OUPblog has a Very Short Introductions (VSI) series that “combines a small format with authoritative analysis,” and a recent entry is Challenges of the social life of language by John Edwards, a sociolinguist and editor of the Journal of Multilingual and Multicultural Development. He lists ten ideas that he thinks people should be more aware of, and most of them, while presenting no surprises to LH readers (“Languages and dialects are not the same thing,” “There are no ‘incorrect’ or ‘illogical’ dialects,” etc.), are well worth publicizing. I did find #3, “Everyone is (at least) bilingual,” strange; while it’s true that “there are no easy measures by which to differentiate bilingual (or multilingual) speakers from their monolingual counterparts,” the tagline summary is just silly. But one statement in #8 “Linguistic prescriptivism and purism arise from the belief that corrections, improvements, or protections are needed to safeguard languages” is not just wrong but dangerously wrong: “Yet every maker of a dictionary must be a prescriptivist.” Not so! Fortunately, the invaluable Kory Stamper, lexicographer sans peur et sans reproche, has a post called “A Compromise: How To Be A Reasonable Prescriptivist” that addresses this very issue:

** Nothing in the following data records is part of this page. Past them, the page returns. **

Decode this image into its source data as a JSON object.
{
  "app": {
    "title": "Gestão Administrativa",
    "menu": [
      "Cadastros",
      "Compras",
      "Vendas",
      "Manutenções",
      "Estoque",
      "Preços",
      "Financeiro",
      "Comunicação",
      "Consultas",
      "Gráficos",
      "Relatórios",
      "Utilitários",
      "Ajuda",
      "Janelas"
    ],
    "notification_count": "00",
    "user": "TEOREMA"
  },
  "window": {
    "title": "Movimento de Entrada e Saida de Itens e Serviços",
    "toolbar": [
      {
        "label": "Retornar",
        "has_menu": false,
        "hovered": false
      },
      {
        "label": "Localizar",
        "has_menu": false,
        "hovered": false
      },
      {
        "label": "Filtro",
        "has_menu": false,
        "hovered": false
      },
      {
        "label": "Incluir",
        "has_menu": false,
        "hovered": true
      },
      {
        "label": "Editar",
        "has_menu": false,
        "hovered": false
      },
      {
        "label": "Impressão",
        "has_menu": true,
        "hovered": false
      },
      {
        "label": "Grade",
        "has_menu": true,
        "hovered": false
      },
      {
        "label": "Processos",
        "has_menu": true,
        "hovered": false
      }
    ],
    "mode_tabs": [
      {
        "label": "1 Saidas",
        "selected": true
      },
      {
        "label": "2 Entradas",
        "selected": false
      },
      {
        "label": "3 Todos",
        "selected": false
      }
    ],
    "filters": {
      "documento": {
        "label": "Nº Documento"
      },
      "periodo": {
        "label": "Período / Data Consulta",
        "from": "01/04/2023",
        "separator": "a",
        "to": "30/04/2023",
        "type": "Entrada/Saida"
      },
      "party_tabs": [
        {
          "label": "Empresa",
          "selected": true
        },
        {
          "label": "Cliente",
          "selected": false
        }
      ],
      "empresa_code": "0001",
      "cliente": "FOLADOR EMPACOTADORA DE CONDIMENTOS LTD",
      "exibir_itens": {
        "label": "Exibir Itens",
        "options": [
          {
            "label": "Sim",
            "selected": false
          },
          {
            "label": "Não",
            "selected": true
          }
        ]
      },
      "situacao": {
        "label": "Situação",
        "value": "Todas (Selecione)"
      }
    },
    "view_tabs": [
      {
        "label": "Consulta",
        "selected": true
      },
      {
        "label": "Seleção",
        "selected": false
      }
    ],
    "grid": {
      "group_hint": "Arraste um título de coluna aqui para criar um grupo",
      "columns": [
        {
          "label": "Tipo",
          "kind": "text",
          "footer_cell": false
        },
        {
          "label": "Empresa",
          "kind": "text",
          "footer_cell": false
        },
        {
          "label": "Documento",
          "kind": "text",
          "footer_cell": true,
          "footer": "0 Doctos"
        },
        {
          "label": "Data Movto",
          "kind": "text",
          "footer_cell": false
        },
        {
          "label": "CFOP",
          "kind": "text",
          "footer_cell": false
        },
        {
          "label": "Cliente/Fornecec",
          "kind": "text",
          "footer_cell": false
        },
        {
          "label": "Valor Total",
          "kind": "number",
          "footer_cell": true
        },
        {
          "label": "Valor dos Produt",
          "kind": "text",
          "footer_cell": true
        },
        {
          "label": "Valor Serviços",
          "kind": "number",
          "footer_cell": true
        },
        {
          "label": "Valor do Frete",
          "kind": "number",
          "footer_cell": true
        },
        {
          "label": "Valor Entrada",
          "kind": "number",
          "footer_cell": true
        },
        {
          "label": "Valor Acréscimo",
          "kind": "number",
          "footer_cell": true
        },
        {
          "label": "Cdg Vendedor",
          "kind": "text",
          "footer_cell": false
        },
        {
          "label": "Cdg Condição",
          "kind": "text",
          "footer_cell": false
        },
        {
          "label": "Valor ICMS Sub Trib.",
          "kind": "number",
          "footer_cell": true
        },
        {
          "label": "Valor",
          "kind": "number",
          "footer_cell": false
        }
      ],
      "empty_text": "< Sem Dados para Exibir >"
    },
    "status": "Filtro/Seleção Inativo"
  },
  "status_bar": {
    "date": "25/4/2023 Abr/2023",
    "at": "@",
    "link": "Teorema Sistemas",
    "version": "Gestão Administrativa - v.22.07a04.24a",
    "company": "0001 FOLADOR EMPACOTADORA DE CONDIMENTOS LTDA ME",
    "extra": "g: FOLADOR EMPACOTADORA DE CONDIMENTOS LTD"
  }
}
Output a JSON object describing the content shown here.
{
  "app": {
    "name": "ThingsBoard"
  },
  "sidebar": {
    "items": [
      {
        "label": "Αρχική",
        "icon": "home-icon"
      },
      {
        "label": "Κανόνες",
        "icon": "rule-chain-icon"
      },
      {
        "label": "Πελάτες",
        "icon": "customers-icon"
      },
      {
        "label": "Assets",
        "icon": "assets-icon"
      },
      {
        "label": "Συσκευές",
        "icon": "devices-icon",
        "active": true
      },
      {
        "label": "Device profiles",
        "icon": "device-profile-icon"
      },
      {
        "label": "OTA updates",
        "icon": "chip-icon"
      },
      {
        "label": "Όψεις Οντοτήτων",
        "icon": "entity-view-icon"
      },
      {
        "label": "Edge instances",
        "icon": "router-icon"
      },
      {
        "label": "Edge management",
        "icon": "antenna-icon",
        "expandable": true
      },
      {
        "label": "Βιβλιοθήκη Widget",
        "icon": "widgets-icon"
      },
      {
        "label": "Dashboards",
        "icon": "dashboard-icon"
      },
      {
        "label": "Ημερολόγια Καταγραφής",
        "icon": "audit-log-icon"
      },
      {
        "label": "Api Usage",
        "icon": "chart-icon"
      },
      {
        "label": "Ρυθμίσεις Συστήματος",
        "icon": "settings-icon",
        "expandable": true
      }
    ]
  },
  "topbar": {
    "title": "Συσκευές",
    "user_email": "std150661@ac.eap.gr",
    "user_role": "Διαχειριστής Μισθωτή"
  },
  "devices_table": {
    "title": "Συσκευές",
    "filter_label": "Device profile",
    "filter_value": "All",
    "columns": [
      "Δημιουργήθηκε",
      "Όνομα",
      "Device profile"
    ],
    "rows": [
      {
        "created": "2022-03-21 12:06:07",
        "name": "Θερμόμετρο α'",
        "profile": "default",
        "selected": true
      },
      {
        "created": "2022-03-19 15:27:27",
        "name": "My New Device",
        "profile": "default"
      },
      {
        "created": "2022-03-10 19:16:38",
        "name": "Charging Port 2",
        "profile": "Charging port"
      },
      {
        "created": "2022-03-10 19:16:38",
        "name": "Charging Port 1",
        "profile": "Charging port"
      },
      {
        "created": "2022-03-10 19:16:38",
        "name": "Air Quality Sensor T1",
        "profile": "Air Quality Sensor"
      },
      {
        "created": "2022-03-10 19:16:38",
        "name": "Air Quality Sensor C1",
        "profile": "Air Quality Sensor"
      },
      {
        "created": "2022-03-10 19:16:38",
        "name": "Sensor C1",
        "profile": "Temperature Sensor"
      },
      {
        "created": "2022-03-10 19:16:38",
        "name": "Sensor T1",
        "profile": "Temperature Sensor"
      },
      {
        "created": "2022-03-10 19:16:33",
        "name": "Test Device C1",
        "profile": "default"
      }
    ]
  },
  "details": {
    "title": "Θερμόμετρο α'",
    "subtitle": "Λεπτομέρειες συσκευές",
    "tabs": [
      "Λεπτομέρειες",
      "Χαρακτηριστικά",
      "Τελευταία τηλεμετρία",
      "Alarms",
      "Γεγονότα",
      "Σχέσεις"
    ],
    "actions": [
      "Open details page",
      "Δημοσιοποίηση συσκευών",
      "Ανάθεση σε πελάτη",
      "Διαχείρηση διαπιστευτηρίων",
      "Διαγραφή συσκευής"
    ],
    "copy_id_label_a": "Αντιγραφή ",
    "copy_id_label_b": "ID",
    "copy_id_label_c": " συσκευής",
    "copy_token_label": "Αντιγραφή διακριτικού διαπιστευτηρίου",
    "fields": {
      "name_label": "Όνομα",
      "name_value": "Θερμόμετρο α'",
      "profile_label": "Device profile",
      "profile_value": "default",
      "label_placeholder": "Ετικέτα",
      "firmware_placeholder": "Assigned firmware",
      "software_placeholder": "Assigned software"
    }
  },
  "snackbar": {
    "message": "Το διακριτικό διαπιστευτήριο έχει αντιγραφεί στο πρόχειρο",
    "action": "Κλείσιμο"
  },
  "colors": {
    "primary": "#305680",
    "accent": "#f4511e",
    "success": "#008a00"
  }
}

Here is why we were all in a lather over those articles [by Joan Acocella; see here]: “descriptivist” is not a slur, and neither is “prescriptivist” a title of honor (or vice versa). They are merely terms that describe two approaches to analyzing language use. They are not linguistic matter and anti-matter, and when brought together, they will not destroy the universe in a cataclysm of bombast and “ain’t”s. Good descriptivism involves a measure of prescriptivism, and good prescriptivism involves a measure of descriptivism. What good is a dictionary that enters “irregardless” but neglects to tell you that it’s not accepted as standard English? And how good is a usage and style guide that merely parrots rules with no careful consideration for the historical record of edited prose, or whether this rule does indeed produce clearer, cleaner writing?
There, isn’t that sensible? As is, of course, the entire post; go read it. (I’ll warn you in advance, though, that the comment thread contains the usual contentious know-nothing remarks from the usual sort of pigheaded commenter, in this case going by the nom de guerre “calitri.”)